[[ Data for the task, beginning ]]

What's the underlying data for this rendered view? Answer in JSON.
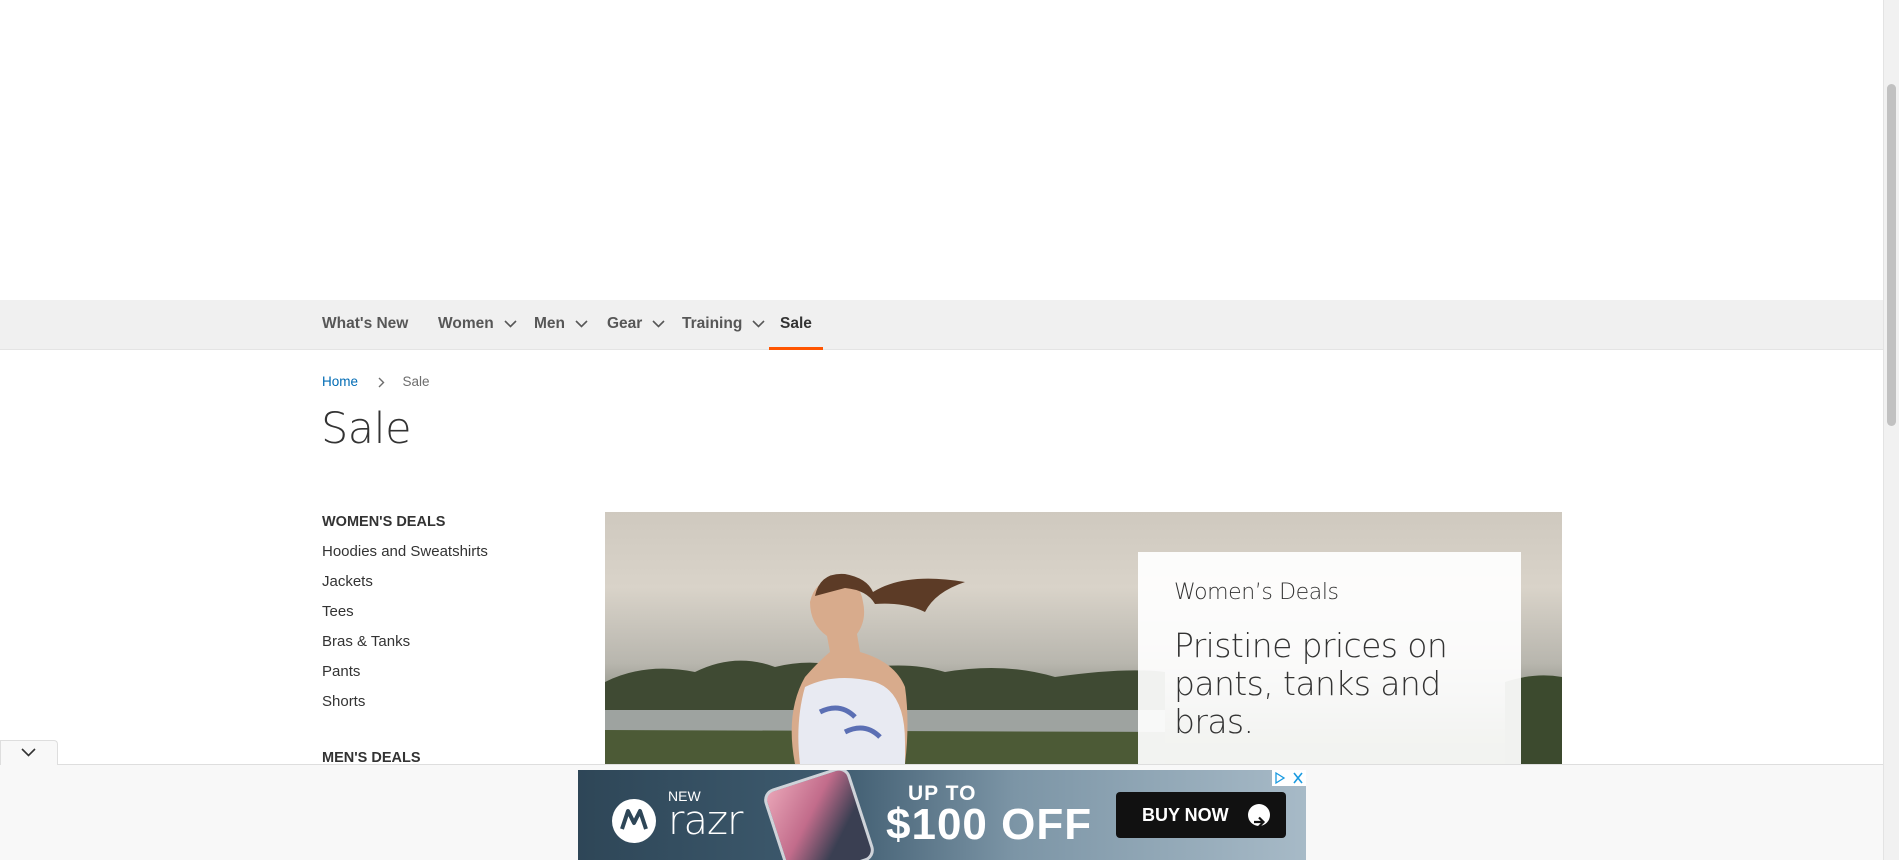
{
  "nav": {
    "items": [
      {
        "label": "What's New",
        "has_dropdown": false
      },
      {
        "label": "Women",
        "has_dropdown": true
      },
      {
        "label": "Men",
        "has_dropdown": true
      },
      {
        "label": "Gear",
        "has_dropdown": true
      },
      {
        "label": "Training",
        "has_dropdown": true
      },
      {
        "label": "Sale",
        "has_dropdown": false,
        "active": true
      }
    ],
    "active_color": "#ff5501"
  },
  "breadcrumb": {
    "home": "Home",
    "current": "Sale"
  },
  "page": {
    "title": "Sale"
  },
  "sidebar": {
    "womens_heading": "WOMEN'S DEALS",
    "womens_links": [
      "Hoodies and Sweatshirts",
      "Jackets",
      "Tees",
      "Bras & Tanks",
      "Pants",
      "Shorts"
    ],
    "mens_heading": "MEN'S DEALS"
  },
  "hero": {
    "small_title": "Women’s Deals",
    "headline": "Pristine prices on pants, tanks and bras."
  },
  "ad": {
    "new": "NEW",
    "brand": "razr",
    "up_to": "UP TO",
    "offer": "$100 OFF",
    "cta": "BUY NOW"
  },
  "colors": {
    "link": "#006bb4",
    "nav_bg": "#f0f0f0",
    "accent": "#ff5501"
  }
}
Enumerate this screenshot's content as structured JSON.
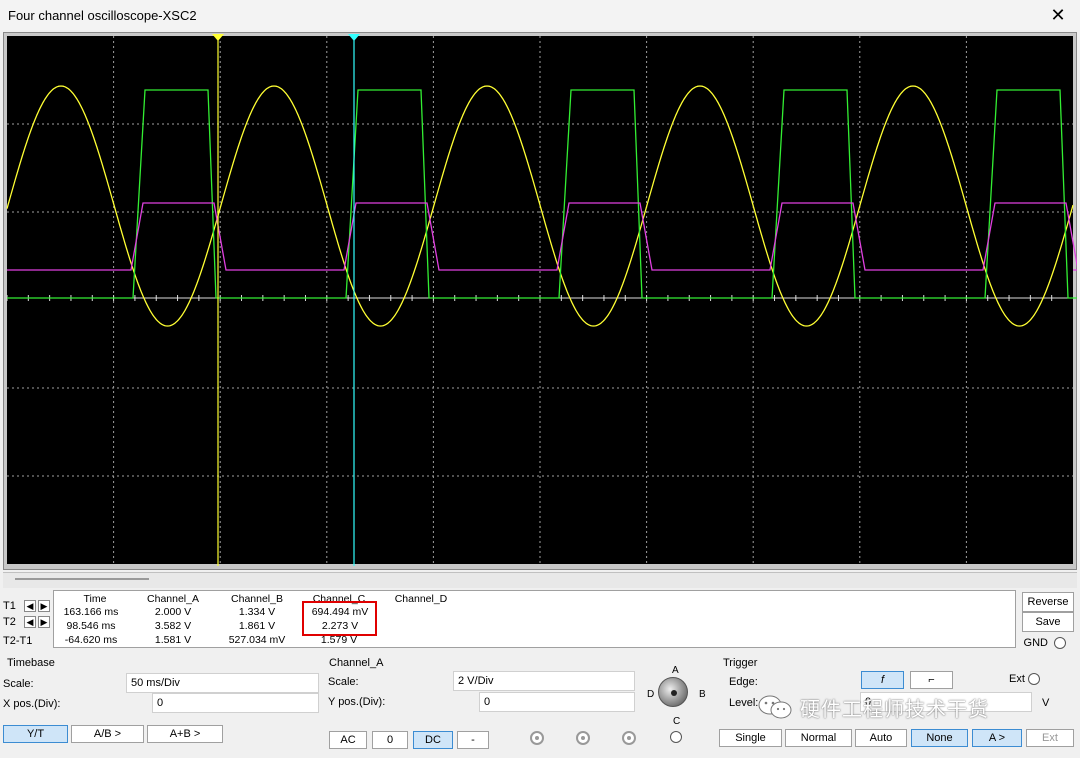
{
  "window": {
    "title": "Four channel oscilloscope-XSC2",
    "close": "✕"
  },
  "colors": {
    "channel_a": "#ffff33",
    "channel_b": "#33ee33",
    "channel_c": "#e040e0",
    "cursor_t1": "#ffff33",
    "cursor_t2": "#33ffff",
    "grid": "#a0a0a0",
    "screen_bg": "#000000"
  },
  "readout": {
    "headers": [
      "Time",
      "Channel_A",
      "Channel_B",
      "Channel_C",
      "Channel_D"
    ],
    "rows": [
      {
        "label": "T1",
        "time": "163.166 ms",
        "a": "2.000 V",
        "b": "1.334 V",
        "c": "694.494 mV",
        "d": ""
      },
      {
        "label": "T2",
        "time": "98.546 ms",
        "a": "3.582 V",
        "b": "1.861 V",
        "c": "2.273 V",
        "d": ""
      },
      {
        "label": "T2-T1",
        "time": "-64.620 ms",
        "a": "1.581 V",
        "b": "527.034 mV",
        "c": "1.579 V",
        "d": ""
      }
    ]
  },
  "right": {
    "reverse": "Reverse",
    "save": "Save",
    "gnd": "GND"
  },
  "timebase": {
    "group": "Timebase",
    "scale_label": "Scale:",
    "scale_value": "50 ms/Div",
    "xpos_label": "X pos.(Div):",
    "xpos_value": "0",
    "modes": [
      "Y/T",
      "A/B >",
      "A+B >"
    ]
  },
  "channel": {
    "group": "Channel_A",
    "scale_label": "Scale:",
    "scale_value": "2  V/Div",
    "ypos_label": "Y pos.(Div):",
    "ypos_value": "0",
    "coupling": [
      "AC",
      "0",
      "DC",
      "-"
    ],
    "knob_labels": [
      "A",
      "B",
      "C",
      "D"
    ]
  },
  "trigger": {
    "group": "Trigger",
    "edge_label": "Edge:",
    "edge_rising": "f",
    "edge_falling": "⌐",
    "ext": "Ext",
    "level_label": "Level:",
    "level_value": "0",
    "level_unit": "V",
    "modes": [
      "Single",
      "Normal",
      "Auto",
      "None",
      "A >",
      "Ext"
    ]
  },
  "watermark": "硬件工程师技术干货"
}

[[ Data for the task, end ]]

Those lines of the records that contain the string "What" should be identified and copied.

Exercise output ::
What's the underlying data for this rendered view? Answer in JSON.
        "label": "What's New",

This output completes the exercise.